We picked four op-eds and talk about them in this episode. Some are good and some are less good.
It’s harder to decide what’s more incredible: little Molly O’Brien’s storybook Rumpelstiltskin coming to life or Jadzia Dax as a sex kitten. When the crew’s fantasy come to life, anything could happen.
Commander Sisko “negotiates” a disupte between rival Bajoran nations and Chief O’Brien is reluctantly adopted as spiritual leader by a Bajoran village that annually follows the “Storyteller” to fight a demon of the town’s collective fears.
The Rise of Skywalker has completed the Star Wars sequel trilogy and we are finally ready to share our thoughts with you.
We discuss the most recent installment in the Star Wars franchise with our good friend, Justin (you might know him from his previous appearance). The movie, while it looks and feels traditionally Star Wars, suffers from a serious lack of imagination. JJ Abrams spends more time providing fan-service than a satisfying conclusion.
We talk about Death’s End the 2010 novel from Cixin Liu. Translated into English in 2016 by Ken Liu, it was short-listed for the Hugo Award for Best Novel and winner of the Locus Award for Best Science Fiction Novel.

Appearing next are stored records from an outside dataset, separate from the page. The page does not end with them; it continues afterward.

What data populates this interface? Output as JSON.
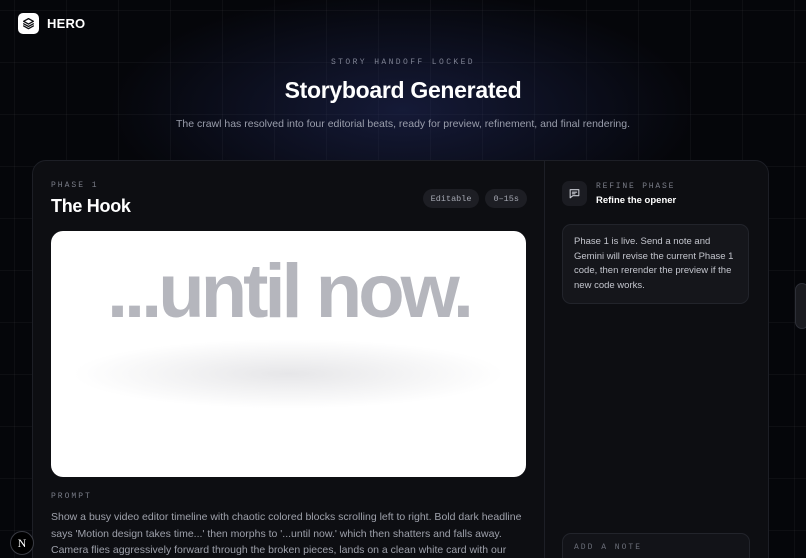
{
  "app": {
    "brand": "HERO",
    "logo_icon": "layers-icon"
  },
  "header": {
    "eyebrow": "STORY HANDOFF LOCKED",
    "title": "Storyboard Generated",
    "subtitle": "The crawl has resolved into four editorial beats, ready for preview, refinement, and final rendering."
  },
  "phase": {
    "label": "PHASE 1",
    "title": "The Hook",
    "chips": [
      "Editable",
      "0–15s"
    ],
    "preview_text": "...until now.",
    "prompt_label": "PROMPT",
    "prompt_text": "Show a busy video editor timeline with chaotic colored blocks scrolling left to right. Bold dark headline says 'Motion design takes time...' then morphs to '...until now.' which then shatters and falls away. Camera flies aggressively forward through the broken pieces, lands on a clean white card with our"
  },
  "refine": {
    "icon": "chat-bubble-icon",
    "eyebrow": "REFINE PHASE",
    "title": "Refine the opener",
    "message": "Phase 1 is live. Send a note and Gemini will revise the current Phase 1 code, then rerender the preview if the new code works.",
    "note_label": "ADD A NOTE"
  },
  "overlay": {
    "n_badge": "N"
  },
  "colors": {
    "background": "#05060a",
    "card": "#0d0e12",
    "preview_bg": "#ffffff",
    "preview_text": "#b5b6bd"
  }
}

This is a big book with lots of big ideas. It excels where it thinks up new scientific ideas. It stumbles when it strays into talking about social issues, which it often does.